This document gets down to the details. I’ve created a streamlined project management approach that has a google sheet for each project stitched together to a central dashboard giving us a sense of the health of all the the initiatives that we are running. Google lacks some of the fancy features of the pro-style project management software, but everyone can use it, assigning view/comment/edit rights is super easy inside our organization and ‘importrange’ is easy for my caveman mind to use to build a dashboard.
The project plan has what you’d expect. A place for general status of the project. A place to talk about what the challenges might be and what possible resolutions could look like. A breakdown of each milestone into tasks, delivered outcomes, due dates etc… Its one spreadsheet that will get used by all project members and where key details get centralized for efficient obstacle removal. I’m trying to make this an email-less project if possible.
What I hope the Academic Plan will mean

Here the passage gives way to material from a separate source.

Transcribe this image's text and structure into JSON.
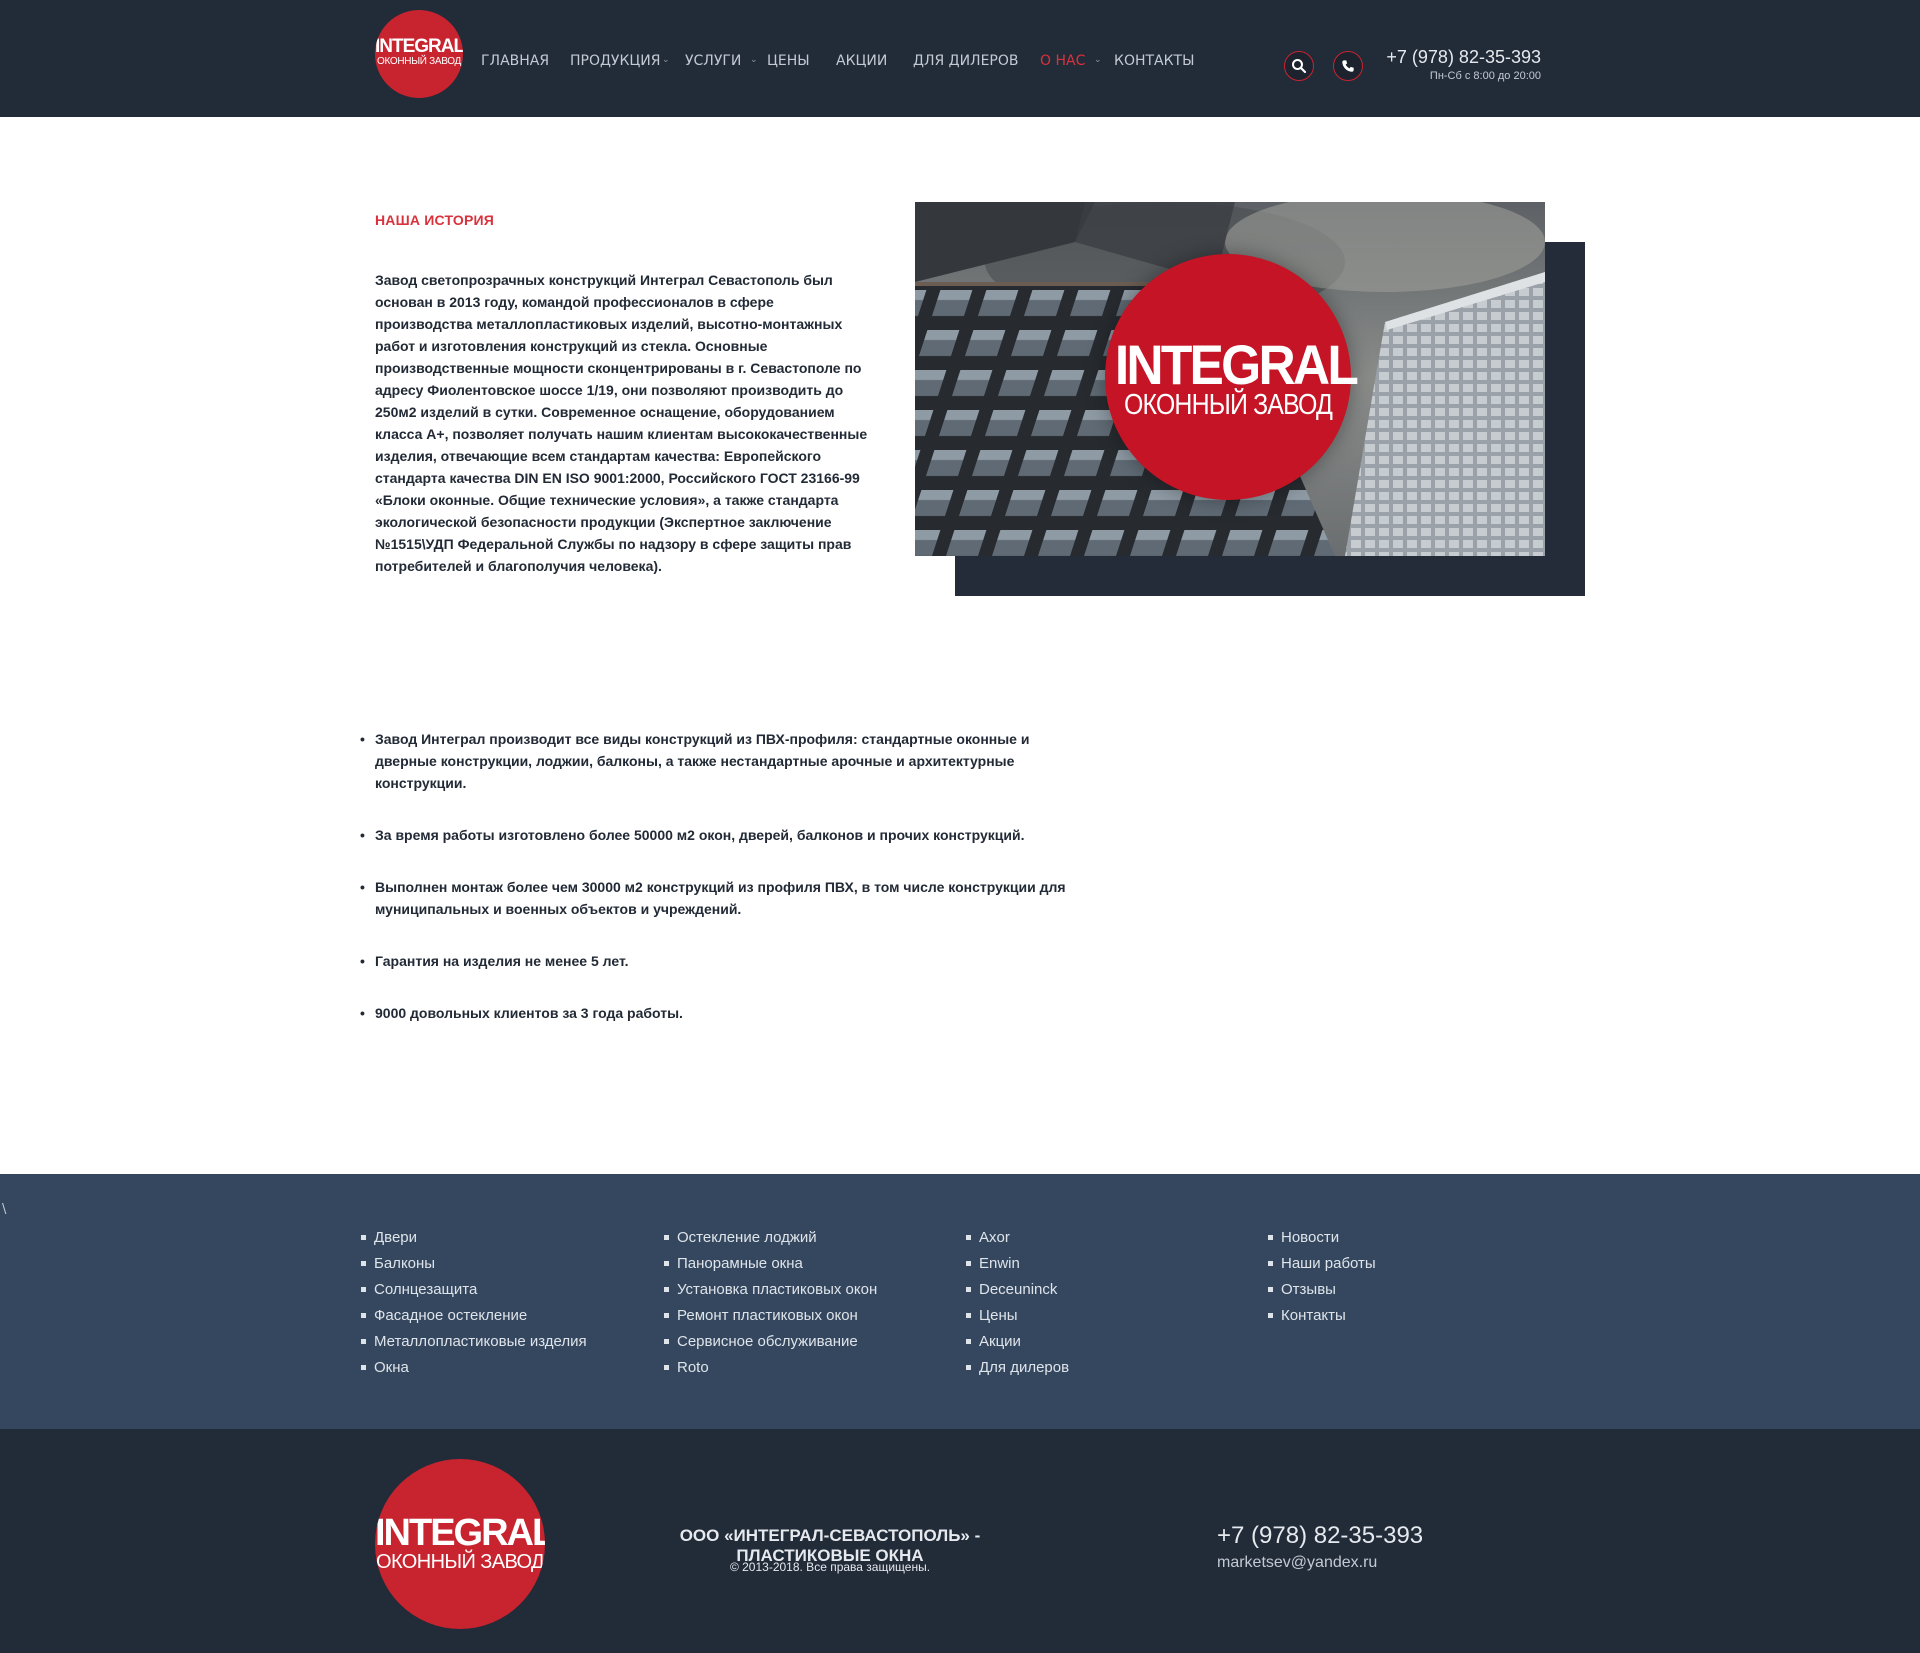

There are a number of individual initiatives and specific outcomes in the plan that I care a great deal about. Higher ed is in a very interesting place right now. Our ability to understand things like networked participatory scholarship, the impact of the new focus on ‘career skills’ and the need for good mentorship doesn’t actually need to conflict with maintaining the things that make a university a university (autonomy, academic freedom, research etc…). We can have both of these things, I think. We just need to find effective ways to work on the things that we care about – to get the job done while still being who we are. If we managed to do anything in this project… that’s what I hope we did.